══ GIVEN DATA

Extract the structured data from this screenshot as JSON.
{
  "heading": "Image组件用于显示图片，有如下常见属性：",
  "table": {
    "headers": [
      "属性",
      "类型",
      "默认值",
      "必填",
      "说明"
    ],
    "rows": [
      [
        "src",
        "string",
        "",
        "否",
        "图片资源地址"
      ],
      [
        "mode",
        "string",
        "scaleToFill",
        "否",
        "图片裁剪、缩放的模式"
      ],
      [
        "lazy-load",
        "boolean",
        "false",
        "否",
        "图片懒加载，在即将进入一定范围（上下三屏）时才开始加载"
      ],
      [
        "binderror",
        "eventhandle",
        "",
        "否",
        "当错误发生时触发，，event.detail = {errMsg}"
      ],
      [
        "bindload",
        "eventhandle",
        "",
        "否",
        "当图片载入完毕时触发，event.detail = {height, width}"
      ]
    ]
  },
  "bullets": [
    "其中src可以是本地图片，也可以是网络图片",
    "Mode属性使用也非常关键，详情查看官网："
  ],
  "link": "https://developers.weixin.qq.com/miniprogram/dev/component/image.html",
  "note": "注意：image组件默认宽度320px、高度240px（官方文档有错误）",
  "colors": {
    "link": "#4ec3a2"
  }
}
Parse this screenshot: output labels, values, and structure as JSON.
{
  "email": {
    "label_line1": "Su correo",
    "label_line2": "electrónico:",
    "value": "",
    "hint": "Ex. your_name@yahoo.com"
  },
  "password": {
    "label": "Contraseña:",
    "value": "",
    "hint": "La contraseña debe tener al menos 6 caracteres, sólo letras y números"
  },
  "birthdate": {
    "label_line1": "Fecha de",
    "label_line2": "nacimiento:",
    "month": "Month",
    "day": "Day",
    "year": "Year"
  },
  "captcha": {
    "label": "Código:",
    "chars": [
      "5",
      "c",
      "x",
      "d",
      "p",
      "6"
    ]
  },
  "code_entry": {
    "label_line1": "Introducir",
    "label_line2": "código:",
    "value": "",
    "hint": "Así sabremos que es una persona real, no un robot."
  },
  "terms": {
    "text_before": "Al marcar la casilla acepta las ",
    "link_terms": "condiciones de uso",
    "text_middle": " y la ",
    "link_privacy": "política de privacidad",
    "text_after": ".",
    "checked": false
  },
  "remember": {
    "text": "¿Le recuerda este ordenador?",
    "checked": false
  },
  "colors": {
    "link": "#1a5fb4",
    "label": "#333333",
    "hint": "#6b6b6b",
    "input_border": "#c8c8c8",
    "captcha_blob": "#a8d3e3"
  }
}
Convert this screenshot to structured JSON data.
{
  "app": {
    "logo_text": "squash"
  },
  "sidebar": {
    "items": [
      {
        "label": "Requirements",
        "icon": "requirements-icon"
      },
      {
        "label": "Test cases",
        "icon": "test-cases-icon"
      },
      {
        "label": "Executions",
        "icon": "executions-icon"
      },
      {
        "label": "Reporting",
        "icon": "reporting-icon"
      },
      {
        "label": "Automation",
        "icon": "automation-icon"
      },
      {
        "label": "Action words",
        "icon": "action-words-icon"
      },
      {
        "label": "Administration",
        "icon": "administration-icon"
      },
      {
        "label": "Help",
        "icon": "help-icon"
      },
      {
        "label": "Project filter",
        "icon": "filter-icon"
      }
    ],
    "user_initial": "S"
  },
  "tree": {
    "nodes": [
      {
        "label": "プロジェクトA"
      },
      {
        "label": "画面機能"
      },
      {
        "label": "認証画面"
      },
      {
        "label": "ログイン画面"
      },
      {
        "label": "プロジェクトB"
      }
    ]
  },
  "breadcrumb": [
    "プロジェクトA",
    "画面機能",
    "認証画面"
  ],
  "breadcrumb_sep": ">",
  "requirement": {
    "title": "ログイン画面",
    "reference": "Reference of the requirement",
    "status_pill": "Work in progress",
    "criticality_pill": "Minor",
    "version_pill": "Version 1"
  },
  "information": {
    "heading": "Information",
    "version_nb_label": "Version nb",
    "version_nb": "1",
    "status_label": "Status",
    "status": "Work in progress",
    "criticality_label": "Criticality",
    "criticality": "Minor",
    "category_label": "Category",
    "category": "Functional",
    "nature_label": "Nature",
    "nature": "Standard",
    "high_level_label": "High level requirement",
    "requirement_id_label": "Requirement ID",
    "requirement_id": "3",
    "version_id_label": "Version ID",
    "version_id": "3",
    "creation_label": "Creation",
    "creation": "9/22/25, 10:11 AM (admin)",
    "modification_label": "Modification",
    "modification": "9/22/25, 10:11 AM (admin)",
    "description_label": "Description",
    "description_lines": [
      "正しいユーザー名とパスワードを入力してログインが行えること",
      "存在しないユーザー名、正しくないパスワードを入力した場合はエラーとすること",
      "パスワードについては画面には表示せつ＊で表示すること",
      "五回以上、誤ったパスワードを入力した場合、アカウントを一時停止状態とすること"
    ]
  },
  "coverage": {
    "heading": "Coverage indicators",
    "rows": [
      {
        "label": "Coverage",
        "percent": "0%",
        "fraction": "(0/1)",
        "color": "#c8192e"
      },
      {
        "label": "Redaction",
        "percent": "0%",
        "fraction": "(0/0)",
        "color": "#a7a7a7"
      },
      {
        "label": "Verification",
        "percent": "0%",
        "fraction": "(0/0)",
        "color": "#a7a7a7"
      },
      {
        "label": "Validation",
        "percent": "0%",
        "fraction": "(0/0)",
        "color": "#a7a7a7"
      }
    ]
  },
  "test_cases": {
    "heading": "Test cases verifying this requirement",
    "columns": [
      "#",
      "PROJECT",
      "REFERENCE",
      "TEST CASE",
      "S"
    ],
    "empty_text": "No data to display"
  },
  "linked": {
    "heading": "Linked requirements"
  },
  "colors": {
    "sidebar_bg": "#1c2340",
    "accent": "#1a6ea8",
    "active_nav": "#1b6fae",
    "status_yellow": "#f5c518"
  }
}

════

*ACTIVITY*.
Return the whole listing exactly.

*EXERCISE RESPONSE*.
Extract the structured data from this screenshot as JSON.
{
  "heading": "Image组件用于显示图片，有如下常见属性：",
  "table": {
    "headers": [
      "属性",
      "类型",
      "默认值",
      "必填",
      "说明"
    ],
    "rows": [
      [
        "src",
        "string",
        "",
        "否",
        "图片资源地址"
      ],
      [
        "mode",
        "string",
        "scaleToFill",
        "否",
        "图片裁剪、缩放的模式"
      ],
      [
        "lazy-load",
        "boolean",
        "false",
        "否",
        "图片懒加载，在即将进入一定范围（上下三屏）时才开始加载"
      ],
      [
        "binderror",
        "eventhandle",
        "",
        "否",
        "当错误发生时触发，，event.detail = {errMsg}"
      ],
      [
        "bindload",
        "eventhandle",
        "",
        "否",
        "当图片载入完毕时触发，event.detail = {height, width}"
      ]
    ]
  },
  "bullets": [
    "其中src可以是本地图片，也可以是网络图片",
    "Mode属性使用也非常关键，详情查看官网："
  ],
  "link": "https://developers.weixin.qq.com/miniprogram/dev/component/image.html",
  "note": "注意：image组件默认宽度320px、高度240px（官方文档有错误）",
  "colors": {
    "link": "#4ec3a2"
  }
}
Parse this screenshot: output labels, values, and structure as JSON.
{
  "email": {
    "label_line1": "Su correo",
    "label_line2": "electrónico:",
    "value": "",
    "hint": "Ex. your_name@yahoo.com"
  },
  "password": {
    "label": "Contraseña:",
    "value": "",
    "hint": "La contraseña debe tener al menos 6 caracteres, sólo letras y números"
  },
  "birthdate": {
    "label_line1": "Fecha de",
    "label_line2": "nacimiento:",
    "month": "Month",
    "day": "Day",
    "year": "Year"
  },
  "captcha": {
    "label": "Código:",
    "chars": [
      "5",
      "c",
      "x",
      "d",
      "p",
      "6"
    ]
  },
  "code_entry": {
    "label_line1": "Introducir",
    "label_line2": "código:",
    "value": "",
    "hint": "Así sabremos que es una persona real, no un robot."
  },
  "terms": {
    "text_before": "Al marcar la casilla acepta las ",
    "link_terms": "condiciones de uso",
    "text_middle": " y la ",
    "link_privacy": "política de privacidad",
    "text_after": ".",
    "checked": false
  },
  "remember": {
    "text": "¿Le recuerda este ordenador?",
    "checked": false
  },
  "colors": {
    "link": "#1a5fb4",
    "label": "#333333",
    "hint": "#6b6b6b",
    "input_border": "#c8c8c8",
    "captcha_blob": "#a8d3e3"
  }
}
Convert this screenshot to structured JSON data.
{
  "app": {
    "logo_text": "squash"
  },
  "sidebar": {
    "items": [
      {
        "label": "Requirements",
        "icon": "requirements-icon"
      },
      {
        "label": "Test cases",
        "icon": "test-cases-icon"
      },
      {
        "label": "Executions",
        "icon": "executions-icon"
      },
      {
        "label": "Reporting",
        "icon": "reporting-icon"
      },
      {
        "label": "Automation",
        "icon": "automation-icon"
      },
      {
        "label": "Action words",
        "icon": "action-words-icon"
      },
      {
        "label": "Administration",
        "icon": "administration-icon"
      },
      {
        "label": "Help",
        "icon": "help-icon"
      },
      {
        "label": "Project filter",
        "icon": "filter-icon"
      }
    ],
    "user_initial": "S"
  },
  "tree": {
    "nodes": [
      {
        "label": "プロジェクトA"
      },
      {
        "label": "画面機能"
      },
      {
        "label": "認証画面"
      },
      {
        "label": "ログイン画面"
      },
      {
        "label": "プロジェクトB"
      }
    ]
  },
  "breadcrumb": [
    "プロジェクトA",
    "画面機能",
    "認証画面"
  ],
  "breadcrumb_sep": ">",
  "requirement": {
    "title": "ログイン画面",
    "reference": "Reference of the requirement",
    "status_pill": "Work in progress",
    "criticality_pill": "Minor",
    "version_pill": "Version 1"
  },
  "information": {
    "heading": "Information",
    "version_nb_label": "Version nb",
    "version_nb": "1",
    "status_label": "Status",
    "status": "Work in progress",
    "criticality_label": "Criticality",
    "criticality": "Minor",
    "category_label": "Category",
    "category": "Functional",
    "nature_label": "Nature",
    "nature": "Standard",
    "high_level_label": "High level requirement",
    "requirement_id_label": "Requirement ID",
    "requirement_id": "3",
    "version_id_label": "Version ID",
    "version_id": "3",
    "creation_label": "Creation",
    "creation": "9/22/25, 10:11 AM (admin)",
    "modification_label": "Modification",
    "modification": "9/22/25, 10:11 AM (admin)",
    "description_label": "Description",
    "description_lines": [
      "正しいユーザー名とパスワードを入力してログインが行えること",
      "存在しないユーザー名、正しくないパスワードを入力した場合はエラーとすること",
      "パスワードについては画面には表示せつ＊で表示すること",
      "五回以上、誤ったパスワードを入力した場合、アカウントを一時停止状態とすること"
    ]
  },
  "coverage": {
    "heading": "Coverage indicators",
    "rows": [
      {
        "label": "Coverage",
        "percent": "0%",
        "fraction": "(0/1)",
        "color": "#c8192e"
      },
      {
        "label": "Redaction",
        "percent": "0%",
        "fraction": "(0/0)",
        "color": "#a7a7a7"
      },
      {
        "label": "Verification",
        "percent": "0%",
        "fraction": "(0/0)",
        "color": "#a7a7a7"
      },
      {
        "label": "Validation",
        "percent": "0%",
        "fraction": "(0/0)",
        "color": "#a7a7a7"
      }
    ]
  },
  "test_cases": {
    "heading": "Test cases verifying this requirement",
    "columns": [
      "#",
      "PROJECT",
      "REFERENCE",
      "TEST CASE",
      "S"
    ],
    "empty_text": "No data to display"
  },
  "linked": {
    "heading": "Linked requirements"
  },
  "colors": {
    "sidebar_bg": "#1c2340",
    "accent": "#1a6ea8",
    "active_nav": "#1b6fae",
    "status_yellow": "#f5c518"
  }
}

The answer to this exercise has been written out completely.